Your objective: Every entry here needs to be repeated exactly.

Source material:
______

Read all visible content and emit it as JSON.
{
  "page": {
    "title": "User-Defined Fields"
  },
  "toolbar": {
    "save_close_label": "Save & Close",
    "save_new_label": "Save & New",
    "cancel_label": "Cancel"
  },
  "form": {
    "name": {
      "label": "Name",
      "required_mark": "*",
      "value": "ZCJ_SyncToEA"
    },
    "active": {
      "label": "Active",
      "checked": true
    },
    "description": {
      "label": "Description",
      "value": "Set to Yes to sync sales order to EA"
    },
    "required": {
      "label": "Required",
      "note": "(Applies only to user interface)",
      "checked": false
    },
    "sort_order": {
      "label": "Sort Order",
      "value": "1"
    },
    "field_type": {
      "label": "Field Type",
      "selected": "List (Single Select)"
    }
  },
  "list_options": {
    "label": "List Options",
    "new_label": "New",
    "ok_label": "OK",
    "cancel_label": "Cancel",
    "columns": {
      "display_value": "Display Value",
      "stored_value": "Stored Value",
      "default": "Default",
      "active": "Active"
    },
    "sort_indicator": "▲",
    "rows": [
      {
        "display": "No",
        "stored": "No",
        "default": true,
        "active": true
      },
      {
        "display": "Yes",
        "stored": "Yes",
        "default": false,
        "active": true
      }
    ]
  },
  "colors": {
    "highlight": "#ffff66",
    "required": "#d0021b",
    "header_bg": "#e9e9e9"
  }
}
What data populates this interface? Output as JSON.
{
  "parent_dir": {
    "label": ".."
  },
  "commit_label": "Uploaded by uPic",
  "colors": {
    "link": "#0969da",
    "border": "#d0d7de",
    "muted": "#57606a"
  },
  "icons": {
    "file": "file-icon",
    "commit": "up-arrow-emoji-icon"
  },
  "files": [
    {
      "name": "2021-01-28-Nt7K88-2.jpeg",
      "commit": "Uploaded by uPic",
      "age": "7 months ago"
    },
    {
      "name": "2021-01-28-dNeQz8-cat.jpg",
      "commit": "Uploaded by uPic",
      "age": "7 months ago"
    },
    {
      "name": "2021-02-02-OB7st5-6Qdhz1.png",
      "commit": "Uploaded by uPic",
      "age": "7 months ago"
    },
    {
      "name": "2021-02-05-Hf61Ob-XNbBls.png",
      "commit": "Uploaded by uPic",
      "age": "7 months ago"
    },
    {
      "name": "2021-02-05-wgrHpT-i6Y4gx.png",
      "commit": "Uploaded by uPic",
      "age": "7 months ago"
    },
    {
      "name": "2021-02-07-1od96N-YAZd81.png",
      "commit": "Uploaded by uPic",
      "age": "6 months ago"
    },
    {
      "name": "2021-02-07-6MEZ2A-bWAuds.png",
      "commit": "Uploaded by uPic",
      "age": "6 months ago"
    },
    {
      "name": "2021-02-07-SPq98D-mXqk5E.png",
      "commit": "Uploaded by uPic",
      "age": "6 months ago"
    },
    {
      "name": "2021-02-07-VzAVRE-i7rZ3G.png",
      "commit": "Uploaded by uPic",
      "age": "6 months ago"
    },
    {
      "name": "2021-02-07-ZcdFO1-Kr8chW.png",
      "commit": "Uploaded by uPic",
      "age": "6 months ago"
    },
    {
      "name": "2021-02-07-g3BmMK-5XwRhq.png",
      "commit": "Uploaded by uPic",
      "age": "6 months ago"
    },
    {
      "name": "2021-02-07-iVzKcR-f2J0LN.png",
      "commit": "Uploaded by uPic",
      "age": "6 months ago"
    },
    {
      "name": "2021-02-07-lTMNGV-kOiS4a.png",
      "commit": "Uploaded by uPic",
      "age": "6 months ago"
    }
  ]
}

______

Result below:
Read all visible content and emit it as JSON.
{
  "page": {
    "title": "User-Defined Fields"
  },
  "toolbar": {
    "save_close_label": "Save & Close",
    "save_new_label": "Save & New",
    "cancel_label": "Cancel"
  },
  "form": {
    "name": {
      "label": "Name",
      "required_mark": "*",
      "value": "ZCJ_SyncToEA"
    },
    "active": {
      "label": "Active",
      "checked": true
    },
    "description": {
      "label": "Description",
      "value": "Set to Yes to sync sales order to EA"
    },
    "required": {
      "label": "Required",
      "note": "(Applies only to user interface)",
      "checked": false
    },
    "sort_order": {
      "label": "Sort Order",
      "value": "1"
    },
    "field_type": {
      "label": "Field Type",
      "selected": "List (Single Select)"
    }
  },
  "list_options": {
    "label": "List Options",
    "new_label": "New",
    "ok_label": "OK",
    "cancel_label": "Cancel",
    "columns": {
      "display_value": "Display Value",
      "stored_value": "Stored Value",
      "default": "Default",
      "active": "Active"
    },
    "sort_indicator": "▲",
    "rows": [
      {
        "display": "No",
        "stored": "No",
        "default": true,
        "active": true
      },
      {
        "display": "Yes",
        "stored": "Yes",
        "default": false,
        "active": true
      }
    ]
  },
  "colors": {
    "highlight": "#ffff66",
    "required": "#d0021b",
    "header_bg": "#e9e9e9"
  }
}
What data populates this interface? Output as JSON.
{
  "parent_dir": {
    "label": ".."
  },
  "commit_label": "Uploaded by uPic",
  "colors": {
    "link": "#0969da",
    "border": "#d0d7de",
    "muted": "#57606a"
  },
  "icons": {
    "file": "file-icon",
    "commit": "up-arrow-emoji-icon"
  },
  "files": [
    {
      "name": "2021-01-28-Nt7K88-2.jpeg",
      "commit": "Uploaded by uPic",
      "age": "7 months ago"
    },
    {
      "name": "2021-01-28-dNeQz8-cat.jpg",
      "commit": "Uploaded by uPic",
      "age": "7 months ago"
    },
    {
      "name": "2021-02-02-OB7st5-6Qdhz1.png",
      "commit": "Uploaded by uPic",
      "age": "7 months ago"
    },
    {
      "name": "2021-02-05-Hf61Ob-XNbBls.png",
      "commit": "Uploaded by uPic",
      "age": "7 months ago"
    },
    {
      "name": "2021-02-05-wgrHpT-i6Y4gx.png",
      "commit": "Uploaded by uPic",
      "age": "7 months ago"
    },
    {
      "name": "2021-02-07-1od96N-YAZd81.png",
      "commit": "Uploaded by uPic",
      "age": "6 months ago"
    },
    {
      "name": "2021-02-07-6MEZ2A-bWAuds.png",
      "commit": "Uploaded by uPic",
      "age": "6 months ago"
    },
    {
      "name": "2021-02-07-SPq98D-mXqk5E.png",
      "commit": "Uploaded by uPic",
      "age": "6 months ago"
    },
    {
      "name": "2021-02-07-VzAVRE-i7rZ3G.png",
      "commit": "Uploaded by uPic",
      "age": "6 months ago"
    },
    {
      "name": "2021-02-07-ZcdFO1-Kr8chW.png",
      "commit": "Uploaded by uPic",
      "age": "6 months ago"
    },
    {
      "name": "2021-02-07-g3BmMK-5XwRhq.png",
      "commit": "Uploaded by uPic",
      "age": "6 months ago"
    },
    {
      "name": "2021-02-07-iVzKcR-f2J0LN.png",
      "commit": "Uploaded by uPic",
      "age": "6 months ago"
    },
    {
      "name": "2021-02-07-lTMNGV-kOiS4a.png",
      "commit": "Uploaded by uPic",
      "age": "6 months ago"
    }
  ]
}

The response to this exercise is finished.